It seems USC took Vavic at his phrase. This isn’t always that unusual inside the collegiate water polo global. One former D-I educate says that after he submitted his roster, his superiors just customary it, apparently without vetting the names in any respect. Not every faculty has the time or resources to conduct historical past assessments on small-recreation recruits. There is no centralized database for water polo recruiting, no Rivals.Com of pool sports. The pinnacle players in u . S. Might also know each other, but mid-tier gamers can come from everywhere. Vavic traveled the arena seeking to unearth new skills, so it changed into the potential he might convey in some unknown recruits. According to courtroom files, Heinel once defended a faux hire to the admissions office, claiming Vavic had observed the boy at a tournament in Serbia.
Vavic might be convincing, too. In one case, he emailed a USC athletics administrator that such faux recruits “will be the quickest participant on our team” and that he may want to swim 50 yards in 20 seconds—two seconds quicker than his quickest gamers. “This youngster can fly,” Vavic wrote. Of course, it becomes a complete fabrication. USC admitted the boy just two days later.
It’s uncertain whether or not his faux recruits ever saw the pool or in which the cash paid on their behalf—the going fee seemed to be between $220,000 and $250,000—ended up. In addition, Singer allegedly made private college training payments for Vavic’s youngsters. But Singer additionally instructed a figure, in a wiretapped communication, that he believed Vavic frequently used the cash to “subsidize” the salaries of his assistant coaches, who did so much to hold his dynasty is going. (None of Vavic’s assistants have been charged.)
It appeared like a suitable crime. If one of these fake recruits took place to leave the team, no one might’ve observed, due to the fact Vavic’s teams, specifically the guy’s team, had a lot of attrition. Players would depart all the time, sad with their gambling time, bored stiff over Vavic’s education fashion, or certainly extra interested by that specialize in faculty. “I’d say there were typically 5 to six men that [dropped out] every yr,” Burton says.
Remember, Rosenthal become one of sixteen freshmen that redshirted in 2008. Of those sixteen, most effective Rosenthal and others remained on the crew four years later, as fifth-12 months seniors.
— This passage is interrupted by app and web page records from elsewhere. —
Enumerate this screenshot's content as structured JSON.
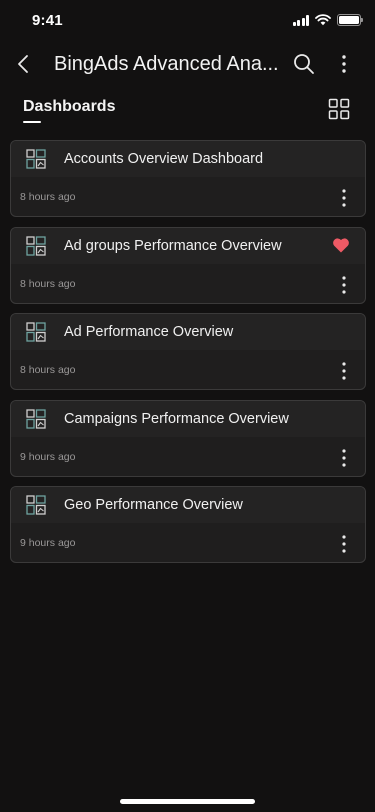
{
  "status_bar": {
    "time": "9:41"
  },
  "header": {
    "title": "BingAds Advanced Ana..."
  },
  "tabs": {
    "dashboards_label": "Dashboards"
  },
  "colors": {
    "background": "#121111",
    "card": "#1f1e1e",
    "card_header": "#242323",
    "favorite": "#ee5a65",
    "icon_accent": "#6fa3a0"
  },
  "dashboards": [
    {
      "title": "Accounts Overview Dashboard",
      "updated": "8 hours ago",
      "favorite": false
    },
    {
      "title": "Ad groups Performance Overview",
      "updated": "8 hours ago",
      "favorite": true
    },
    {
      "title": "Ad Performance Overview",
      "updated": "8 hours ago",
      "favorite": false
    },
    {
      "title": "Campaigns Performance Overview",
      "updated": "9 hours ago",
      "favorite": false
    },
    {
      "title": "Geo Performance Overview",
      "updated": "9 hours ago",
      "favorite": false
    }
  ]
}
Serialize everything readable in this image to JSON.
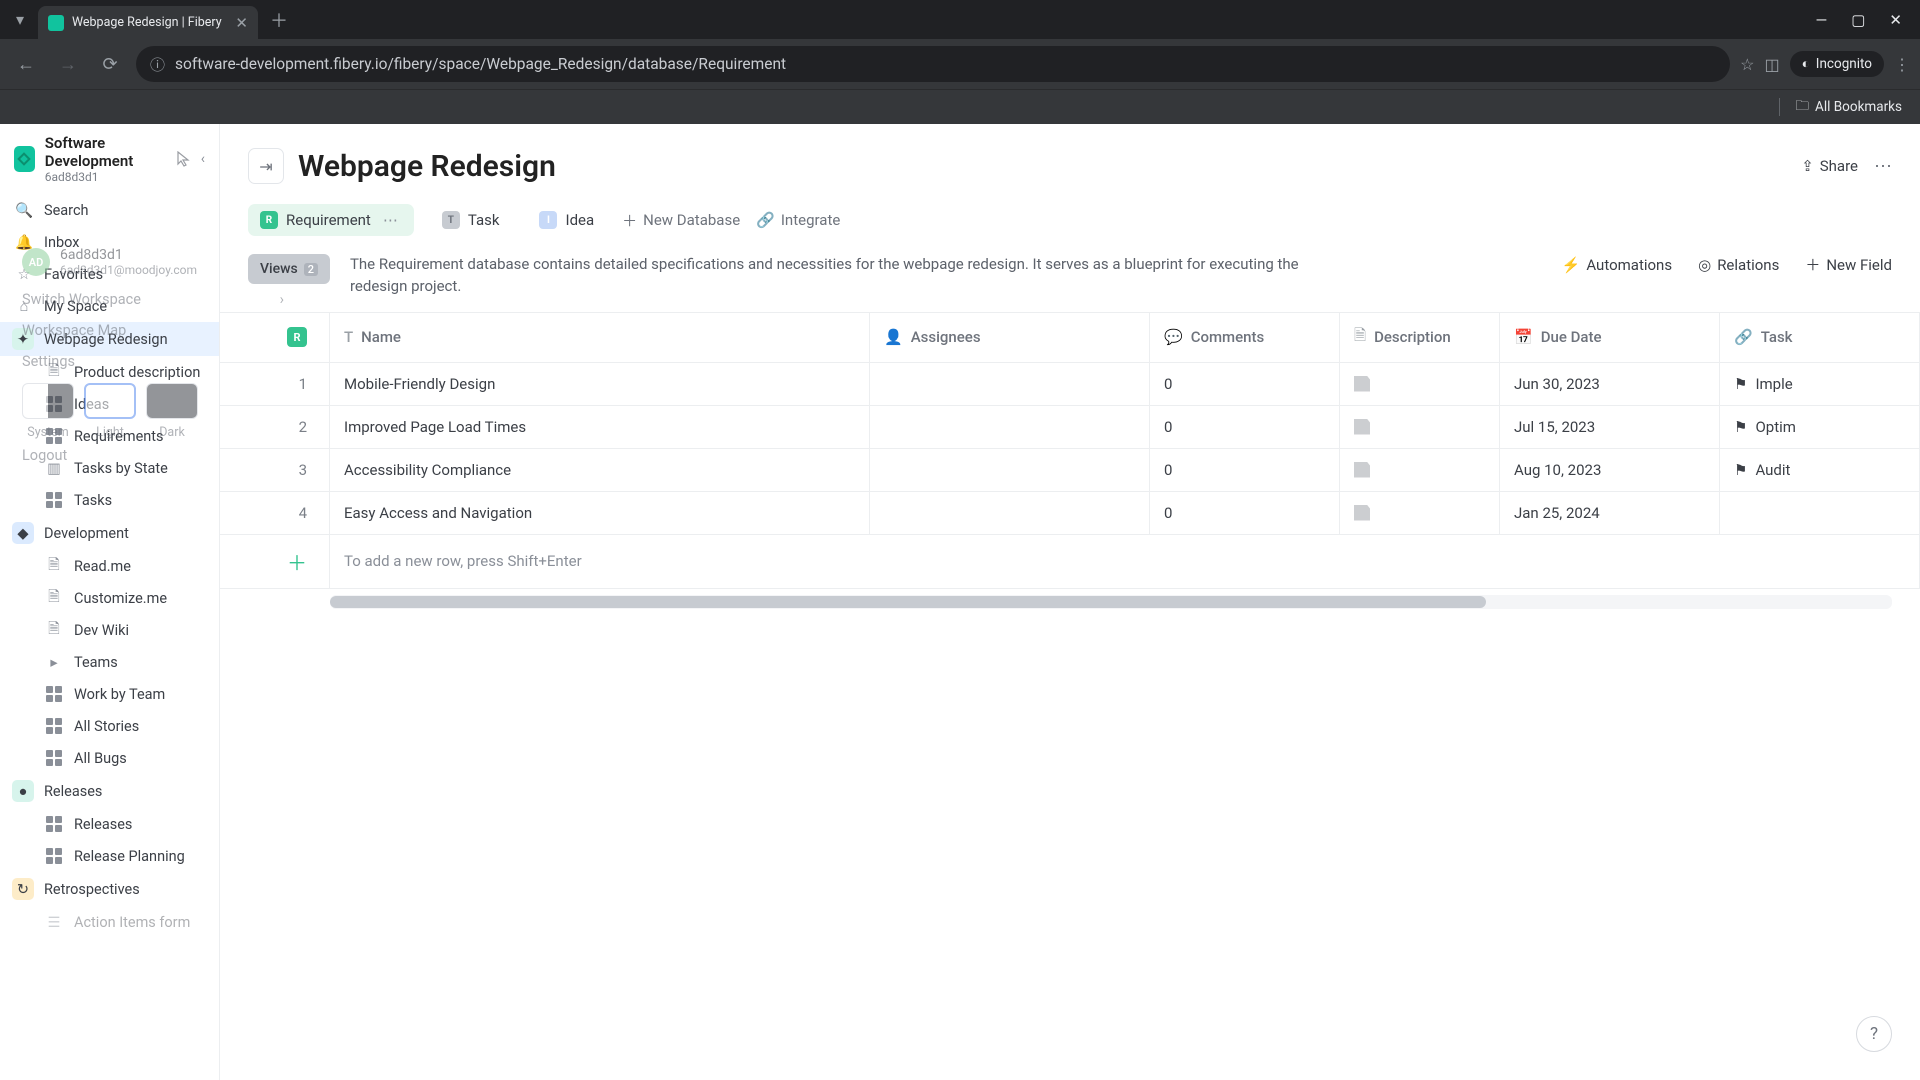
{
  "browser": {
    "tab_title": "Webpage Redesign | Fibery",
    "url": "software-development.fibery.io/fibery/space/Webpage_Redesign/database/Requirement",
    "incognito_label": "Incognito",
    "all_bookmarks": "All Bookmarks"
  },
  "workspace": {
    "name": "Software Development",
    "id": "6ad8d3d1"
  },
  "sidebar": {
    "search": "Search",
    "inbox": "Inbox",
    "favorites": "Favorites",
    "my_space": "My Space",
    "spaces": {
      "webpage_redesign": "Webpage Redesign",
      "wr_children": [
        "Product description",
        "Ideas",
        "Requirements",
        "Tasks by State",
        "Tasks"
      ],
      "development": "Development",
      "dev_children": [
        "Read.me",
        "Customize.me",
        "Dev Wiki",
        "Teams",
        "Work by Team",
        "All Stories",
        "All Bugs"
      ],
      "releases": "Releases",
      "rel_children": [
        "Releases",
        "Release Planning"
      ],
      "retrospectives": "Retrospectives",
      "retro_children": [
        "Action Items form"
      ]
    }
  },
  "popup": {
    "user_id": "6ad8d3d1",
    "user_email": "6ad8d3d1@moodjoy.com",
    "avatar_initials": "AD",
    "switch_workspace": "Switch Workspace",
    "workspace_map": "Workspace Map",
    "settings": "Settings",
    "themes": {
      "system": "System",
      "light": "Light",
      "dark": "Dark"
    },
    "logout": "Logout"
  },
  "page": {
    "title": "Webpage Redesign",
    "share": "Share"
  },
  "db_tabs": {
    "requirement": "Requirement",
    "task": "Task",
    "idea": "Idea",
    "new_db": "New Database",
    "integrate": "Integrate"
  },
  "views": {
    "label": "Views",
    "count": "2"
  },
  "description": "The Requirement database contains detailed specifications and necessities for the webpage redesign. It serves as a blueprint for executing the redesign project.",
  "toolbar": {
    "automations": "Automations",
    "relations": "Relations",
    "new_field": "New Field"
  },
  "columns": {
    "name": "Name",
    "assignees": "Assignees",
    "comments": "Comments",
    "description": "Description",
    "due_date": "Due Date",
    "task": "Task"
  },
  "rows": [
    {
      "n": "1",
      "name": "Mobile-Friendly Design",
      "assignees": "",
      "comments": "0",
      "due": "Jun 30, 2023",
      "task": "Imple"
    },
    {
      "n": "2",
      "name": "Improved Page Load Times",
      "assignees": "",
      "comments": "0",
      "due": "Jul 15, 2023",
      "task": "Optim"
    },
    {
      "n": "3",
      "name": "Accessibility Compliance",
      "assignees": "",
      "comments": "0",
      "due": "Aug 10, 2023",
      "task": "Audit"
    },
    {
      "n": "4",
      "name": "Easy Access and Navigation",
      "assignees": "",
      "comments": "0",
      "due": "Jan 25, 2024",
      "task": ""
    }
  ],
  "add_row_hint": "To add a new row, press Shift+Enter",
  "help": "?"
}
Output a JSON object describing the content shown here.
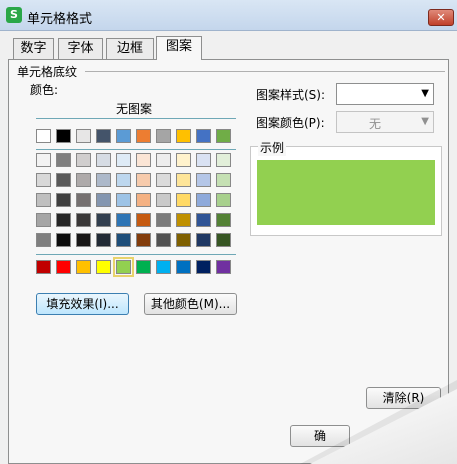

They ended up leaving USC, having won 5 consecutive countrywide championships.